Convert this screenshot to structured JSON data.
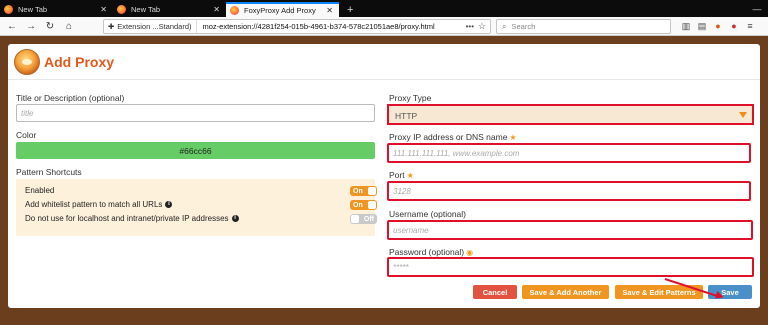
{
  "browser": {
    "tabs": [
      {
        "label": "New Tab",
        "active": false
      },
      {
        "label": "New Tab",
        "active": false
      },
      {
        "label": "FoxyProxy Add Proxy",
        "active": true
      }
    ],
    "url_extension_label": "Extension ...Standard)",
    "url": "moz-extension://4281f254-015b-4961-b374-578c21051ae8/proxy.html",
    "search_placeholder": "Search"
  },
  "page": {
    "title": "Add Proxy",
    "title_label": "Title or Description (optional)",
    "title_placeholder": "title",
    "color_label": "Color",
    "color_value": "#66cc66",
    "shortcuts_label": "Pattern Shortcuts",
    "shortcuts": [
      {
        "label": "Enabled",
        "state": "On",
        "info": false
      },
      {
        "label": "Add whitelist pattern to match all URLs",
        "state": "On",
        "info": true
      },
      {
        "label": "Do not use for localhost and intranet/private IP addresses",
        "state": "Off",
        "info": true
      }
    ],
    "proxy_type_label": "Proxy Type",
    "proxy_type_value": "HTTP",
    "ip_label": "Proxy IP address or DNS name",
    "ip_placeholder": "111.111.111.111, www.example.com",
    "port_label": "Port",
    "port_placeholder": "3128",
    "username_label": "Username (optional)",
    "username_placeholder": "username",
    "password_label": "Password (optional)",
    "password_placeholder": "*****",
    "buttons": {
      "cancel": "Cancel",
      "save_add_another": "Save & Add Another",
      "save_edit_patterns": "Save & Edit Patterns",
      "save": "Save"
    }
  },
  "colors": {
    "accent": "#e05a1b",
    "highlight": "#e0102b",
    "toggle_on": "#f0951f",
    "save": "#4a90c8",
    "cancel": "#e2533f",
    "orange_btn": "#f0951f"
  }
}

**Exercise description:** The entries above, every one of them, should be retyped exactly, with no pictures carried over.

**Answer to the exercise:**
Convert this screenshot to structured JSON data.
{
  "browser": {
    "tabs": [
      {
        "label": "New Tab",
        "active": false
      },
      {
        "label": "New Tab",
        "active": false
      },
      {
        "label": "FoxyProxy Add Proxy",
        "active": true
      }
    ],
    "url_extension_label": "Extension ...Standard)",
    "url": "moz-extension://4281f254-015b-4961-b374-578c21051ae8/proxy.html",
    "search_placeholder": "Search"
  },
  "page": {
    "title": "Add Proxy",
    "title_label": "Title or Description (optional)",
    "title_placeholder": "title",
    "color_label": "Color",
    "color_value": "#66cc66",
    "shortcuts_label": "Pattern Shortcuts",
    "shortcuts": [
      {
        "label": "Enabled",
        "state": "On",
        "info": false
      },
      {
        "label": "Add whitelist pattern to match all URLs",
        "state": "On",
        "info": true
      },
      {
        "label": "Do not use for localhost and intranet/private IP addresses",
        "state": "Off",
        "info": true
      }
    ],
    "proxy_type_label": "Proxy Type",
    "proxy_type_value": "HTTP",
    "ip_label": "Proxy IP address or DNS name",
    "ip_placeholder": "111.111.111.111, www.example.com",
    "port_label": "Port",
    "port_placeholder": "3128",
    "username_label": "Username (optional)",
    "username_placeholder": "username",
    "password_label": "Password (optional)",
    "password_placeholder": "*****",
    "buttons": {
      "cancel": "Cancel",
      "save_add_another": "Save & Add Another",
      "save_edit_patterns": "Save & Edit Patterns",
      "save": "Save"
    }
  },
  "colors": {
    "accent": "#e05a1b",
    "highlight": "#e0102b",
    "toggle_on": "#f0951f",
    "save": "#4a90c8",
    "cancel": "#e2533f",
    "orange_btn": "#f0951f"
  }
}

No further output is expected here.